# Data supplied:
[Start of Attachment]

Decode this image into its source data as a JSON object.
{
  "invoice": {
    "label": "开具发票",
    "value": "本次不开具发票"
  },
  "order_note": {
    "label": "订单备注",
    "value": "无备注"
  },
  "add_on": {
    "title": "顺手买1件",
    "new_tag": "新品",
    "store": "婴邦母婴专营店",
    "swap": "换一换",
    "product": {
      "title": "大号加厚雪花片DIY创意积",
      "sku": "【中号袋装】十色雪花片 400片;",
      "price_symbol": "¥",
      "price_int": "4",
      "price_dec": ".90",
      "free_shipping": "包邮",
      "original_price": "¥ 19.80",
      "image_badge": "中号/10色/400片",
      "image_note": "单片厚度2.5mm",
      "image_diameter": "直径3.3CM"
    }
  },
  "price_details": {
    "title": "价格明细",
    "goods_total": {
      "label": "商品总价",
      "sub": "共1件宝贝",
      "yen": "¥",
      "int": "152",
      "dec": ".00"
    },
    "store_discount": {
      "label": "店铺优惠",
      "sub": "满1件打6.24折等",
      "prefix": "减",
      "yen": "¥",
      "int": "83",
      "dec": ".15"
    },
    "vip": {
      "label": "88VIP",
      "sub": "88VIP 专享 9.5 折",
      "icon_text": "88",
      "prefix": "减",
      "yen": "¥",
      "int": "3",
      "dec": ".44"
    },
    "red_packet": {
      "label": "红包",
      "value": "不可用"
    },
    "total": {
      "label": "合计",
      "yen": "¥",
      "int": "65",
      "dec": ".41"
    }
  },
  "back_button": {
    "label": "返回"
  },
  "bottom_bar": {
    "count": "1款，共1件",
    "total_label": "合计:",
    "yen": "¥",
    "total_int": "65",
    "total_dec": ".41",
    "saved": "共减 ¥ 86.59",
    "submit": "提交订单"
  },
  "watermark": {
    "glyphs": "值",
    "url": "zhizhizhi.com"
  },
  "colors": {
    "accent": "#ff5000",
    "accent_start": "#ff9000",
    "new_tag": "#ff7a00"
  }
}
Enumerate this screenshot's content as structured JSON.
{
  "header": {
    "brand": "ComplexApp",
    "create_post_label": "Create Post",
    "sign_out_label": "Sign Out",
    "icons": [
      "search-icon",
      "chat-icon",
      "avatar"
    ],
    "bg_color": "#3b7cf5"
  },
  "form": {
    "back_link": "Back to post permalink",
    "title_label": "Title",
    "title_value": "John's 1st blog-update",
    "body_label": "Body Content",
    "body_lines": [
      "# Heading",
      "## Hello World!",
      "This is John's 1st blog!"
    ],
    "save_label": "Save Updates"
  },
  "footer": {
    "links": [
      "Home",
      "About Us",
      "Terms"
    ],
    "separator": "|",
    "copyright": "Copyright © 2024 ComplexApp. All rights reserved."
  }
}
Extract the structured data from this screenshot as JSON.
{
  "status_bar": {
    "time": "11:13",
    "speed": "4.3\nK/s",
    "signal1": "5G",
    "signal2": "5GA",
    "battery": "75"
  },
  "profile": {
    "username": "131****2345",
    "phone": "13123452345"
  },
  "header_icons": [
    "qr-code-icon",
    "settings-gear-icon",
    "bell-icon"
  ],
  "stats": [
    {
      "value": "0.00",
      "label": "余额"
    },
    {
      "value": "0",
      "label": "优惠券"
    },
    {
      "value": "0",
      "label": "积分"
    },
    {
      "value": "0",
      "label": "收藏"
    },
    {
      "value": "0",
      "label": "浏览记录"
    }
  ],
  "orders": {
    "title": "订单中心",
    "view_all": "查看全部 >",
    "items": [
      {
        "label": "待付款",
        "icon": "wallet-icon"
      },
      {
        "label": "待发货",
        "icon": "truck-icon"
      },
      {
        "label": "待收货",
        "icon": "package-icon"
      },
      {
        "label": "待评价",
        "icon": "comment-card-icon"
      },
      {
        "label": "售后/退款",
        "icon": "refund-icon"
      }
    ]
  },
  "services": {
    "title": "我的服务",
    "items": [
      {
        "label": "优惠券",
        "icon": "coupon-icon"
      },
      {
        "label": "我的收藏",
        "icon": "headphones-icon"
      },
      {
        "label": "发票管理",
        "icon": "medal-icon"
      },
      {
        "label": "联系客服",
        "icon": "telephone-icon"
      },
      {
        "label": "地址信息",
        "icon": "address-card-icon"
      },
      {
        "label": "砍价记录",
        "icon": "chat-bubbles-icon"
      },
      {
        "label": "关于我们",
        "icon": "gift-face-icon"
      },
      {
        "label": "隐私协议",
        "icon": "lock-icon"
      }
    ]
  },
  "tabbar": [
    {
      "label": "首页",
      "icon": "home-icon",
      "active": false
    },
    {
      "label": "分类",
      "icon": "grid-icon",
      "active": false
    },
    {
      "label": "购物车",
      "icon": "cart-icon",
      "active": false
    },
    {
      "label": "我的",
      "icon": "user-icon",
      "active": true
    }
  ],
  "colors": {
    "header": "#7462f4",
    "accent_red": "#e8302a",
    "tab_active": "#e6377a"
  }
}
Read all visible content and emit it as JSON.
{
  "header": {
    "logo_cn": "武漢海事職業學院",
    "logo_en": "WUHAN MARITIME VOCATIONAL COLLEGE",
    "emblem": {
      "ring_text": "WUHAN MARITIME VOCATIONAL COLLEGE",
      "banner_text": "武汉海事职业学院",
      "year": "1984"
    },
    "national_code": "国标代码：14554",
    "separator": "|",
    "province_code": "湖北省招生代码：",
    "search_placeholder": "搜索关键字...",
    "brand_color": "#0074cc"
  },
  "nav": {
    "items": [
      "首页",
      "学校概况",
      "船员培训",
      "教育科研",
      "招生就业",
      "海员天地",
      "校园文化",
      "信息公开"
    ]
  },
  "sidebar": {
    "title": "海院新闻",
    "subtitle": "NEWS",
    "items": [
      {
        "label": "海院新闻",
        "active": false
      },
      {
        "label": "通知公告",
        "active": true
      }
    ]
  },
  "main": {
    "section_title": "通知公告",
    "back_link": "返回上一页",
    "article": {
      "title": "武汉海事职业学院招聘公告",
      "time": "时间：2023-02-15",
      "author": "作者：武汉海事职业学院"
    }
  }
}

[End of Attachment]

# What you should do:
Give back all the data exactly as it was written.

# Exercise result:
Decode this image into its source data as a JSON object.
{
  "invoice": {
    "label": "开具发票",
    "value": "本次不开具发票"
  },
  "order_note": {
    "label": "订单备注",
    "value": "无备注"
  },
  "add_on": {
    "title": "顺手买1件",
    "new_tag": "新品",
    "store": "婴邦母婴专营店",
    "swap": "换一换",
    "product": {
      "title": "大号加厚雪花片DIY创意积",
      "sku": "【中号袋装】十色雪花片 400片;",
      "price_symbol": "¥",
      "price_int": "4",
      "price_dec": ".90",
      "free_shipping": "包邮",
      "original_price": "¥ 19.80",
      "image_badge": "中号/10色/400片",
      "image_note": "单片厚度2.5mm",
      "image_diameter": "直径3.3CM"
    }
  },
  "price_details": {
    "title": "价格明细",
    "goods_total": {
      "label": "商品总价",
      "sub": "共1件宝贝",
      "yen": "¥",
      "int": "152",
      "dec": ".00"
    },
    "store_discount": {
      "label": "店铺优惠",
      "sub": "满1件打6.24折等",
      "prefix": "减",
      "yen": "¥",
      "int": "83",
      "dec": ".15"
    },
    "vip": {
      "label": "88VIP",
      "sub": "88VIP 专享 9.5 折",
      "icon_text": "88",
      "prefix": "减",
      "yen": "¥",
      "int": "3",
      "dec": ".44"
    },
    "red_packet": {
      "label": "红包",
      "value": "不可用"
    },
    "total": {
      "label": "合计",
      "yen": "¥",
      "int": "65",
      "dec": ".41"
    }
  },
  "back_button": {
    "label": "返回"
  },
  "bottom_bar": {
    "count": "1款，共1件",
    "total_label": "合计:",
    "yen": "¥",
    "total_int": "65",
    "total_dec": ".41",
    "saved": "共减 ¥ 86.59",
    "submit": "提交订单"
  },
  "watermark": {
    "glyphs": "值",
    "url": "zhizhizhi.com"
  },
  "colors": {
    "accent": "#ff5000",
    "accent_start": "#ff9000",
    "new_tag": "#ff7a00"
  }
}
Enumerate this screenshot's content as structured JSON.
{
  "header": {
    "brand": "ComplexApp",
    "create_post_label": "Create Post",
    "sign_out_label": "Sign Out",
    "icons": [
      "search-icon",
      "chat-icon",
      "avatar"
    ],
    "bg_color": "#3b7cf5"
  },
  "form": {
    "back_link": "Back to post permalink",
    "title_label": "Title",
    "title_value": "John's 1st blog-update",
    "body_label": "Body Content",
    "body_lines": [
      "# Heading",
      "## Hello World!",
      "This is John's 1st blog!"
    ],
    "save_label": "Save Updates"
  },
  "footer": {
    "links": [
      "Home",
      "About Us",
      "Terms"
    ],
    "separator": "|",
    "copyright": "Copyright © 2024 ComplexApp. All rights reserved."
  }
}
Extract the structured data from this screenshot as JSON.
{
  "status_bar": {
    "time": "11:13",
    "speed": "4.3\nK/s",
    "signal1": "5G",
    "signal2": "5GA",
    "battery": "75"
  },
  "profile": {
    "username": "131****2345",
    "phone": "13123452345"
  },
  "header_icons": [
    "qr-code-icon",
    "settings-gear-icon",
    "bell-icon"
  ],
  "stats": [
    {
      "value": "0.00",
      "label": "余额"
    },
    {
      "value": "0",
      "label": "优惠券"
    },
    {
      "value": "0",
      "label": "积分"
    },
    {
      "value": "0",
      "label": "收藏"
    },
    {
      "value": "0",
      "label": "浏览记录"
    }
  ],
  "orders": {
    "title": "订单中心",
    "view_all": "查看全部 >",
    "items": [
      {
        "label": "待付款",
        "icon": "wallet-icon"
      },
      {
        "label": "待发货",
        "icon": "truck-icon"
      },
      {
        "label": "待收货",
        "icon": "package-icon"
      },
      {
        "label": "待评价",
        "icon": "comment-card-icon"
      },
      {
        "label": "售后/退款",
        "icon": "refund-icon"
      }
    ]
  },
  "services": {
    "title": "我的服务",
    "items": [
      {
        "label": "优惠券",
        "icon": "coupon-icon"
      },
      {
        "label": "我的收藏",
        "icon": "headphones-icon"
      },
      {
        "label": "发票管理",
        "icon": "medal-icon"
      },
      {
        "label": "联系客服",
        "icon": "telephone-icon"
      },
      {
        "label": "地址信息",
        "icon": "address-card-icon"
      },
      {
        "label": "砍价记录",
        "icon": "chat-bubbles-icon"
      },
      {
        "label": "关于我们",
        "icon": "gift-face-icon"
      },
      {
        "label": "隐私协议",
        "icon": "lock-icon"
      }
    ]
  },
  "tabbar": [
    {
      "label": "首页",
      "icon": "home-icon",
      "active": false
    },
    {
      "label": "分类",
      "icon": "grid-icon",
      "active": false
    },
    {
      "label": "购物车",
      "icon": "cart-icon",
      "active": false
    },
    {
      "label": "我的",
      "icon": "user-icon",
      "active": true
    }
  ],
  "colors": {
    "header": "#7462f4",
    "accent_red": "#e8302a",
    "tab_active": "#e6377a"
  }
}
Read all visible content and emit it as JSON.
{
  "header": {
    "logo_cn": "武漢海事職業學院",
    "logo_en": "WUHAN MARITIME VOCATIONAL COLLEGE",
    "emblem": {
      "ring_text": "WUHAN MARITIME VOCATIONAL COLLEGE",
      "banner_text": "武汉海事职业学院",
      "year": "1984"
    },
    "national_code": "国标代码：14554",
    "separator": "|",
    "province_code": "湖北省招生代码：",
    "search_placeholder": "搜索关键字...",
    "brand_color": "#0074cc"
  },
  "nav": {
    "items": [
      "首页",
      "学校概况",
      "船员培训",
      "教育科研",
      "招生就业",
      "海员天地",
      "校园文化",
      "信息公开"
    ]
  },
  "sidebar": {
    "title": "海院新闻",
    "subtitle": "NEWS",
    "items": [
      {
        "label": "海院新闻",
        "active": false
      },
      {
        "label": "通知公告",
        "active": true
      }
    ]
  },
  "main": {
    "section_title": "通知公告",
    "back_link": "返回上一页",
    "article": {
      "title": "武汉海事职业学院招聘公告",
      "time": "时间：2023-02-15",
      "author": "作者：武汉海事职业学院"
    }
  }
}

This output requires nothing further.